Back to blanket comments... I don't require anyone to be "PC", but I expect folks here to have enough intelligence to realize that not everyone of any given group is {fill in the blank with whatever disparaging comment you wish}. I don't think anyone actually feels that way, but I just thought I'd clarify.

(mumble mumble... well maybe some people... haven't formed the final opinion yet... starting to wonder about those purple antartican-bashing baby mutants from Rigel IV...)


Top
 Profile  
 
 Post subject:
PostPosted: Thu Feb 23, 2006 3:07 pm 
Offline
User avatar

Joined: Fri Nov 04, 2005 4:54 pm
Posts: 1205
I just wish my school nurse had looked like this:

Image

She can take my temperature any day..
:lol:

_________________
There's a bit of Metablade in all of us.


Top
 Profile  
 
 Post subject:
PostPosted: Thu Feb 23, 2006 5:24 pm 
Offline

Joined: Sat Dec 12, 1998 6:01 am
Posts: 1688
Location: Weymouth, MA US of A
No not a teacher. Sharp eyed readers of these forums know what I do to make ends meet.

Pretty decent on the different levels of nursing qualifications, Panther. The school nuses I've had have all been RN. A nurse anywhere can get in big trouble for giving someone - not just a kid - medicine or drugs that have not been ordered by a competant prescriber. And while Nurse Practitioners have more advanced credentials than RNs, they still must be supervised by an MD.

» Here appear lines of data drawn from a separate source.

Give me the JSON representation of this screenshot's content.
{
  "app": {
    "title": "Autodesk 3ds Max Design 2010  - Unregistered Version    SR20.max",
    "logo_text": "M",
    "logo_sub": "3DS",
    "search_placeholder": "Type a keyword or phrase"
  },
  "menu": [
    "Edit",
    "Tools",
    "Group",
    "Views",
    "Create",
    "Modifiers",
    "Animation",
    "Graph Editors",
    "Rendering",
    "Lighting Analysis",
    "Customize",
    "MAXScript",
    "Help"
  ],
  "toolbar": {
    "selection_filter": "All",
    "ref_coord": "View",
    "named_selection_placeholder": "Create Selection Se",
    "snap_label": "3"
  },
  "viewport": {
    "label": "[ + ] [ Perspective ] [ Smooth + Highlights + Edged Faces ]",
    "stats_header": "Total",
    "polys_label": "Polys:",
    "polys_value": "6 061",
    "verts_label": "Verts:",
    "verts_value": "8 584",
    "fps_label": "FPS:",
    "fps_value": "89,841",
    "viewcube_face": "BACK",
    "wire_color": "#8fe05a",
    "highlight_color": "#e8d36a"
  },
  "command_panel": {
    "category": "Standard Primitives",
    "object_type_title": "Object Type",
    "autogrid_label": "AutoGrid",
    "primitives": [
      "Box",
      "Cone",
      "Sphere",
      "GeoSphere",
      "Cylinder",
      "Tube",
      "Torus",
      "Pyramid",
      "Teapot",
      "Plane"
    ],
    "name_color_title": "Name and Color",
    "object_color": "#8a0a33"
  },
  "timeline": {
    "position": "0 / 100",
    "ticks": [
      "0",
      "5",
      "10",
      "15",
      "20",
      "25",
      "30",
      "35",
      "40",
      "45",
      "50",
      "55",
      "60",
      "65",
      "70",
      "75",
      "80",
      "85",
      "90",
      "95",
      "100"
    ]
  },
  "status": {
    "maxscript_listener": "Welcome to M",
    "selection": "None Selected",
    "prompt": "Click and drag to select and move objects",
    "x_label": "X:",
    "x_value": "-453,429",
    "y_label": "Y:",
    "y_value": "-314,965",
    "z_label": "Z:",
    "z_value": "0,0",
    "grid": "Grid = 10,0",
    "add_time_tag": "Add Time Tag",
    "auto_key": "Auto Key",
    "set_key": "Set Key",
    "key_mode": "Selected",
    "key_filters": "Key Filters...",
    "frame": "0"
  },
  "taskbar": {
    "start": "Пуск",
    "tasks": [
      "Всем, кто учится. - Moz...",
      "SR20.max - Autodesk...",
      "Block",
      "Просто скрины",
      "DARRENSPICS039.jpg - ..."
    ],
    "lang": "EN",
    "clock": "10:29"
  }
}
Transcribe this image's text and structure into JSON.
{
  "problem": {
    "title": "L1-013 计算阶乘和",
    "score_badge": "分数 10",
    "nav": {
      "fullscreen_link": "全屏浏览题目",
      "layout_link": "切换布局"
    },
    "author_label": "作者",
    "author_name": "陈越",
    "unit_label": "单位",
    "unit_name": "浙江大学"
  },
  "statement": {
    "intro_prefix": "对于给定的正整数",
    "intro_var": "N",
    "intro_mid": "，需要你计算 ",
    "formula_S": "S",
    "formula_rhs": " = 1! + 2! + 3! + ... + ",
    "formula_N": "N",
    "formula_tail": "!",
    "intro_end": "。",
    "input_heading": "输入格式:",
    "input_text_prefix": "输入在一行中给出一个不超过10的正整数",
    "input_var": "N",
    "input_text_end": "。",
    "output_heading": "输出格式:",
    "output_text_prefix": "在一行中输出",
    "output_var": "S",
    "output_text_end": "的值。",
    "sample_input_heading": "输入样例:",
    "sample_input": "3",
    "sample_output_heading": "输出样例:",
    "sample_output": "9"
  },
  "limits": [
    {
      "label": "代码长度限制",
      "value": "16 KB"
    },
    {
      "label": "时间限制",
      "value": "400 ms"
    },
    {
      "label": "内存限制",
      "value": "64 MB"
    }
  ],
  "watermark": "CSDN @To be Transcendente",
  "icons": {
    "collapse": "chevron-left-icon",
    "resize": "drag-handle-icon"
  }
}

Gene


Top
 Profile  
 
Display posts from previous:  Sort by  
Post new topic Reply to topic  [ 15 posts ] 

All times are UTC


Who is online

Users browsing this forum: No registered users and 1 guest


You cannot post new topics in this forum
You cannot reply to topics in this forum
You cannot edit your posts in this forum
You cannot delete your posts in this forum
You cannot post attachments in this forum

Search for:
Jump to:  
Powered by phpBB® Forum Software © phpBB Group